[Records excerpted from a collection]
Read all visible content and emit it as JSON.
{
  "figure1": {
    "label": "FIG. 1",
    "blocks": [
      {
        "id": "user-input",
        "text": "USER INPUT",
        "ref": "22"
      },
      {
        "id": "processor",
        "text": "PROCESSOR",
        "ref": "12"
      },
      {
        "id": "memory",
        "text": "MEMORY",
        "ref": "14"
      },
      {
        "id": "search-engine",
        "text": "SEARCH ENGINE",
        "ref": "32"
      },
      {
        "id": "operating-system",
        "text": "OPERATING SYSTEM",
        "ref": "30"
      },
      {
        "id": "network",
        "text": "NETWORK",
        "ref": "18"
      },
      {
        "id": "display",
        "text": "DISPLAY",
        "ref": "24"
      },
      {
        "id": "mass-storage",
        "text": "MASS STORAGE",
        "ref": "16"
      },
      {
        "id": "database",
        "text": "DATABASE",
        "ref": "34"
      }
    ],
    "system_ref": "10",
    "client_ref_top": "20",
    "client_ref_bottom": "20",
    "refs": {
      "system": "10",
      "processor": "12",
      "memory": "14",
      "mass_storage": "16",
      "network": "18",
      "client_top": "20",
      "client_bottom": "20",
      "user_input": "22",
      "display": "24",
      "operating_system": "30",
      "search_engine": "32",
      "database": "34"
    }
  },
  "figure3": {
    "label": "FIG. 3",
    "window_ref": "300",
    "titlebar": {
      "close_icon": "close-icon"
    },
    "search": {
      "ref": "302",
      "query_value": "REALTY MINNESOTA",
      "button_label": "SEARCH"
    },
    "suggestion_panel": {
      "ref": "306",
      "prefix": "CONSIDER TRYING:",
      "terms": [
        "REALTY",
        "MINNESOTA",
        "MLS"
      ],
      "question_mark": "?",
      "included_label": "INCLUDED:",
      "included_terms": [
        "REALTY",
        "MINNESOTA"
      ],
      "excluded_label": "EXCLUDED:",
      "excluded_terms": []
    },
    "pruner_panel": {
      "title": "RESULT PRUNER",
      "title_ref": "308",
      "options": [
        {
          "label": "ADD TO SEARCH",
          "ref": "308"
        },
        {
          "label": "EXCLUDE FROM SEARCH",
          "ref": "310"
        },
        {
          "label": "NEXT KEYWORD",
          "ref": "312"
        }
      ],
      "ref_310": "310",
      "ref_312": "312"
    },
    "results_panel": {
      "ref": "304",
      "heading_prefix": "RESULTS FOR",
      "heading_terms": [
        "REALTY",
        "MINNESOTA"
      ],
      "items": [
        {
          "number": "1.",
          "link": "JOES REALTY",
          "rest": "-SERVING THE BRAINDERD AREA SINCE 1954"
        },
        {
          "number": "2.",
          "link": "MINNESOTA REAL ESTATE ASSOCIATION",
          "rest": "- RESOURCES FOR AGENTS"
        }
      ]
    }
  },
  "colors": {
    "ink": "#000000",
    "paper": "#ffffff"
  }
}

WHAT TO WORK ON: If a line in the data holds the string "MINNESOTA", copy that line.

ANSWER:
      "query_value": "REALTY MINNESOTA",
        "MINNESOTA",
        "MINNESOTA"
        "MINNESOTA"
          "link": "MINNESOTA REAL ESTATE ASSOCIATION",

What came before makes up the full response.